Erik at Dania – for all 7-point singles games from 9/15/2018 through 3/15/2020:
GP-W-P-S record was 438-115-79-61 for 26.3% wins and 58.2% ITM
Erik – same data group but only the difficult posts 5/6/7
GP-Wins is 177-35 for 19.9% wins, was 48.6% ITM from those posts
Now when Erik had the 8-post for 48 games of the 438 games, he had 15 wins and 0 places, yes 0, and had 7-shows. Sounds like another story to be told there about post 8 and running the game out, and if stopping at 5-points, that 5-points is not good enough for a place in many instances, just thinking off the top of my head. It would be interesting to know what percent of occurrences Erik won game point for a perfect game from post 8. I would imagine it’s a very high percent?
Douglas at Magic City – for all 7-point singles games for his entire career to date from 7/24/2019 through 5/31/2020, note they were all late-game singles:
GP-W-P-S record was 344-132-47-41 for 38.4% wins and 64.0% ITM
Douglas won 3 of 4 games the first performance of his competitive career and won his first two games played. It’s fascinating that he picked up a cesta for the very first time in the first quarter of 2018, initially just for physical therapy from shoulder surgery in December of 2017. This Magic City phenom is only 20 years old and turns 21 later this month. As Stu has stated, Douglas is a natural in two areas; court positioning and catching.

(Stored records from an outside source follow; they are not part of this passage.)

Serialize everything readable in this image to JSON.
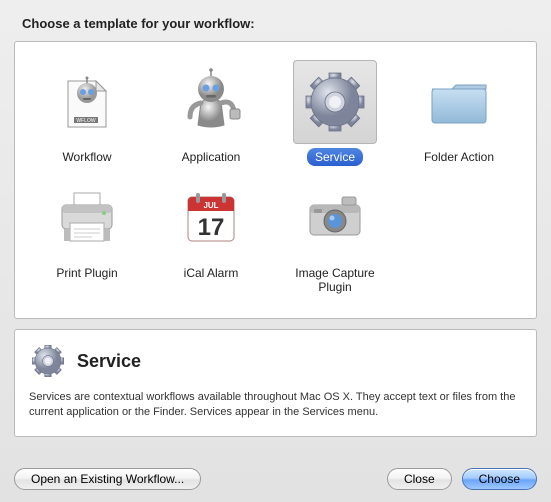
{
  "dialog": {
    "title": "Choose a template for your workflow:"
  },
  "templates": [
    {
      "id": "workflow",
      "label": "Workflow",
      "selected": false
    },
    {
      "id": "application",
      "label": "Application",
      "selected": false
    },
    {
      "id": "service",
      "label": "Service",
      "selected": true
    },
    {
      "id": "folderaction",
      "label": "Folder Action",
      "selected": false
    },
    {
      "id": "printplugin",
      "label": "Print Plugin",
      "selected": false
    },
    {
      "id": "icalalarm",
      "label": "iCal Alarm",
      "selected": false
    },
    {
      "id": "imagecapture",
      "label": "Image Capture Plugin",
      "selected": false
    }
  ],
  "description": {
    "title": "Service",
    "text": "Services are contextual workflows available throughout Mac OS X. They accept text or files from the current application or the Finder. Services appear in the Services menu."
  },
  "buttons": {
    "open_existing": "Open an Existing Workflow...",
    "close": "Close",
    "choose": "Choose"
  }
}
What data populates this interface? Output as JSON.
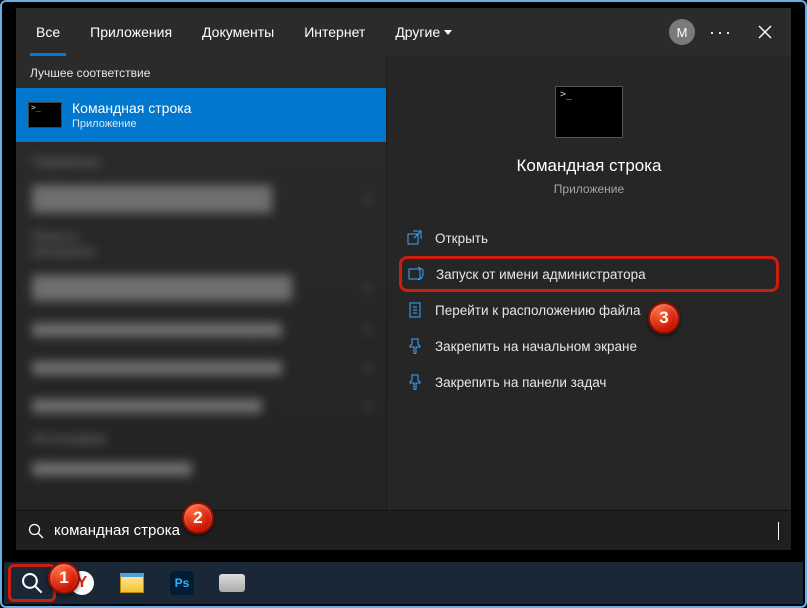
{
  "header": {
    "tabs": [
      "Все",
      "Приложения",
      "Документы",
      "Интернет",
      "Другие"
    ],
    "avatar_letter": "M"
  },
  "left": {
    "best_match": "Лучшее соответствие",
    "result_title": "Командная строка",
    "result_sub": "Приложение"
  },
  "right": {
    "title": "Командная строка",
    "sub": "Приложение",
    "actions": {
      "open": "Открыть",
      "run_admin": "Запуск от имени администратора",
      "open_location": "Перейти к расположению файла",
      "pin_start": "Закрепить на начальном экране",
      "pin_taskbar": "Закрепить на панели задач"
    }
  },
  "search": {
    "query": "командная строка"
  },
  "callouts": {
    "c1": "1",
    "c2": "2",
    "c3": "3"
  }
}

Douglas – same data group but only the difficult posts 5/6/7
GP-Wins is 182-66 for 36.3% wins, was 61.0% ITM from those posts
Note that Erik had full benefit of random post draw for all of his games while Douglas did not. Erik played 40.4% of his games from posts 567 while Douglas had those difficult posts 52.7% of his games.
Now the full story at Magic City is that Douglas was so dominating in singles games, the random-post-draw ended for Douglas for a brief period from 8/28 through 10/6/2019. Note that Magic City Jai-alai took a week off during the Magic City casino 10-year anniversary celebration and when Jai-alai returned on Oct-16, new players Ikeda and RonRon were on the roster and started playing. During 8/28 to 10/6/2019 Douglas was not placed in posts 1 or 2, and only received the 3-post once (won that game).
Here are the Douglas 7-point singles game statistics during that period where random-post-draw wasn’t used for assigning his player posts:
Overall during this period, Win percent for Douglas was an astonishing 39.8%, even better than his overall career average of 38.4%. Apparently the post changes did not deter Douglas. His lowest win percent during this period was 31.4% from post 5 and best was 50.0% from post 8 not counting the 1-start with 1-win from post 3.
Jai-alai databases can be very useful tools but require time to maintain them. I find them to be both interesting and informative. Anyone tackling a project like this would employ their own techniques in their own way I’m sure, but the bottom line on Jai-alai is “It’s all in the Stats.” The stats show the facts and the facts paint a picture and there are many pictures to be seen if you have the right tools and know how to use them. These snapshots of Jai-alai stats presented here are just a tiny fraction of the wealth of information to be gleaned from the data.
I’m sure that Jeff “Laca” Conway’s new website will be a refreshing change and outlook on the exciting sport of professional and amateur Jai-alai today and I wish Jeff the best of luck with this new website (pelotapress.com). I’m honored to be asked to contribute and also be sure to check on the other new website named “SayHiLi.com” for more information on interesting statistics, those important early scratches and scratch/injury history, where I also contribute regularly.